Each line below containing the word "label" needs to be shown.
*** Data for this exercise
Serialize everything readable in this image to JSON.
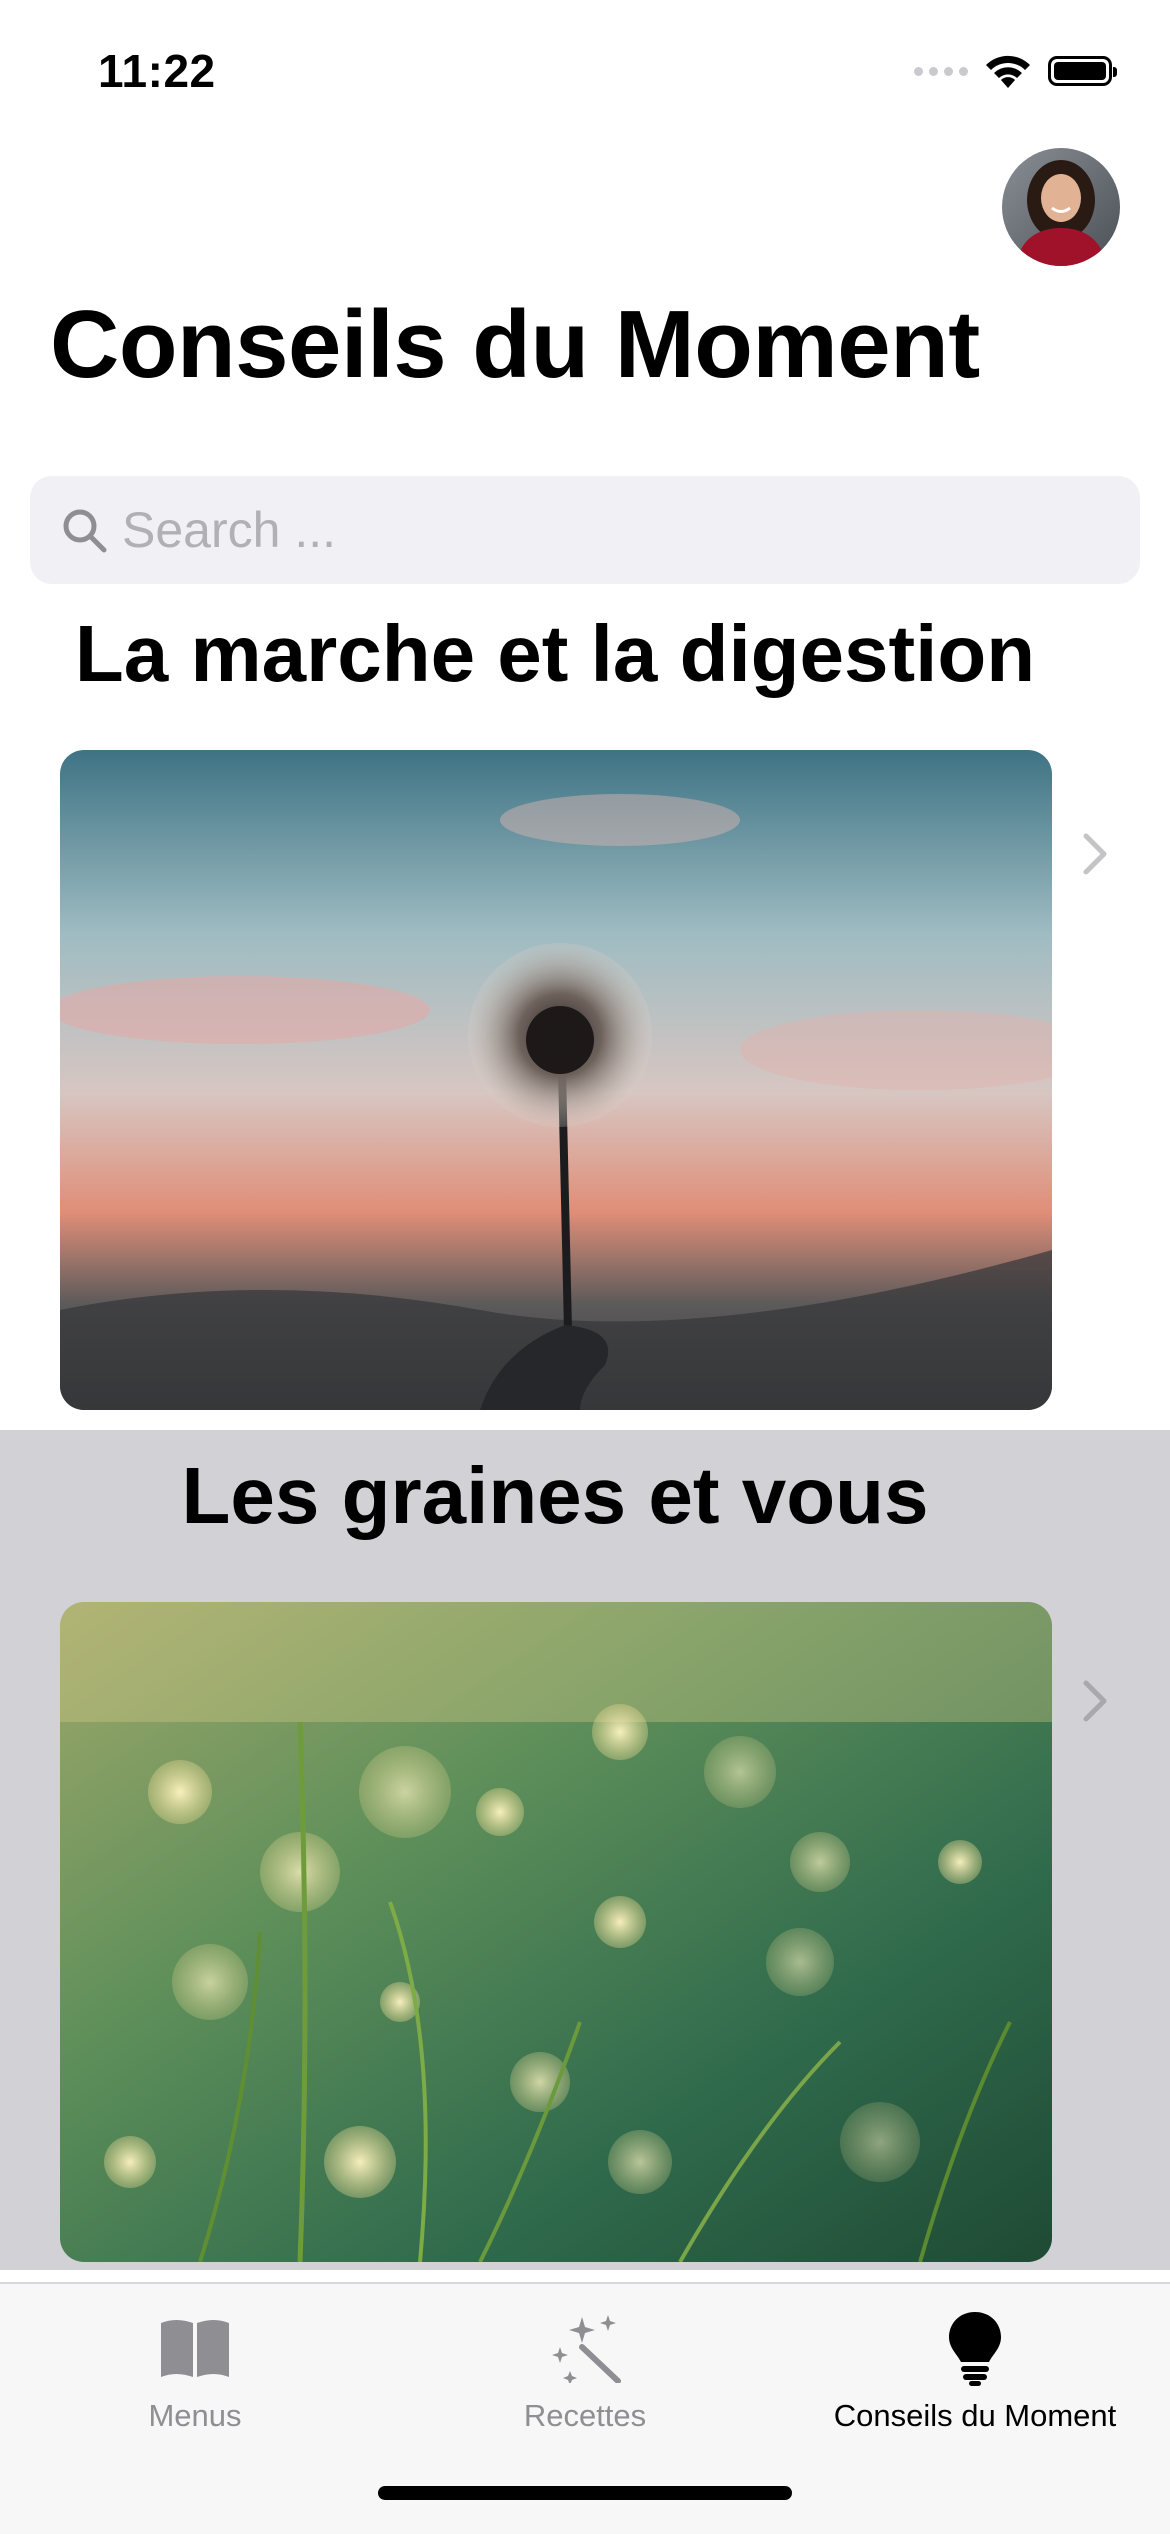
{
  "status_bar": {
    "time": "11:22"
  },
  "header": {
    "title": "Conseils du Moment"
  },
  "search": {
    "placeholder": "Search ..."
  },
  "tips": [
    {
      "title": "La marche et la digestion",
      "image": "dandelion-sunset-photo"
    },
    {
      "title": "Les graines et vous",
      "image": "grass-dew-bokeh-photo"
    }
  ],
  "tab_bar": {
    "items": [
      {
        "label": "Menus",
        "icon": "book-icon",
        "active": false
      },
      {
        "label": "Recettes",
        "icon": "magic-wand-icon",
        "active": false
      },
      {
        "label": "Conseils du Moment",
        "icon": "lightbulb-icon",
        "active": true
      }
    ]
  },
  "colors": {
    "search_bg": "#f0f0f5",
    "selected_row_bg": "#d1d1d6",
    "tab_inactive": "#8e8e93",
    "tab_active": "#000000"
  }
}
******
* Solution for this exercise
        "label": "Menus",
        "label": "Recettes",
        "label": "Conseils du Moment",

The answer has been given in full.